A woman meets her future in-laws and discovers they don’t much care for her in this comedy from writer and director Thomas Bezucha. Everett Stone (Dermot Mulroney) is a successful young businessman who is dating Meredith Morton (Sarah Jessica Parker), and has asked her to spend Christmas with his family, with plans to ask his mother, Sybil (Diane Keaton), for the titular family wedding band and propose to Meredith on Christmas Day.
I hadn’t really intended to see this film, had it in my Blockbuster queue just as a filler. Looked like an OK chick Flick, but nothing I needed to see. Then my step-sister told me she loved this movie. “Love-love-loved it!” Alrighty then, I’ll give it a go….

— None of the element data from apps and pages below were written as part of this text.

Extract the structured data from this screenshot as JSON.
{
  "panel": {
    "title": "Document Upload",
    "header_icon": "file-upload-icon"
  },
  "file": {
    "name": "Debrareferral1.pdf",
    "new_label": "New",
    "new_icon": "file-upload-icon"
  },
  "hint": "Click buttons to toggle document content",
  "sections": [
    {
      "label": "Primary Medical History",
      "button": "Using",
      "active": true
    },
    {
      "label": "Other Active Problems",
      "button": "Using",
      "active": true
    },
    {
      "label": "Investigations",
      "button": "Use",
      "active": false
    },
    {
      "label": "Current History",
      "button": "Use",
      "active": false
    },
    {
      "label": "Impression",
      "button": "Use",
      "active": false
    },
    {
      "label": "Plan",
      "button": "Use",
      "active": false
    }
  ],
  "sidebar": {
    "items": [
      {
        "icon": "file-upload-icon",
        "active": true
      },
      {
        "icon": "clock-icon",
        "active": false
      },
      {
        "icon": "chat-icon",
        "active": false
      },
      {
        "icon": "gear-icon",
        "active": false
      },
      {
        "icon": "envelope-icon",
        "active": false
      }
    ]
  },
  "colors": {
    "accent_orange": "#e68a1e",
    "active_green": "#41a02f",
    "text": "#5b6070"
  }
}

…and I will end up feeling like I just wasted an hour and a half.
The premise is fairly simple, and something that would be quite familiar to a lot of people. Boy brings home Girl to meet the Family before he proposes to her; Girl is uncomfortable, Family doesn’t like her, hilarity ensues, cue laugh track. Unfortunately, the writer/director(?), or whoever, wasn’t satisfied with that. What they end up giving us is a cast of unrelate-able characters, most of whom have no redeeming qualities whatsoever – in fact it seemed as if they lacked humanity altogether. Even the most heinous villain should have some vulnerability or charm to make us care about the story, I couldn’t have cared less about the majority of this group.
They finally become a bit human in the last ten minutes of the film, but the various nauseating & absurd (though predictable) couplings spoil even that.
It manages a 1.5 simply because of the two girlfriends I have who may want to see this, and who I wouldn’t actively dissuade. They both love Sarah Jessica Parker and this is her in her neurotic element.
: Critics 51%; Audience 61%
A few gems:
“A feel-bad holiday film about a repellent family, with a milquetoast dad and a smug, devious harpy of a mom.” — Mick LaSalle, SAN FRANCISCO CHRONICLE
“There are many ways to define the shrieking awfulness of The Family Stone, from the general lack of wit to the cheap exploitation of cancer to its casual cruelty.” — Stephen Hunter, WASHINGTON POST
“It doesn’t matter how many fine actors are assembled in a film, if the script is terrible, then the movie can’t be good.” —Jeanne Kaplan, KAPLAN VS KAPLAN
“Rarely have I seen such a maudlin, manipulative, mean-spirited mess masquerading as a holiday comedy.” —Susan Granger, MODAMAG.COM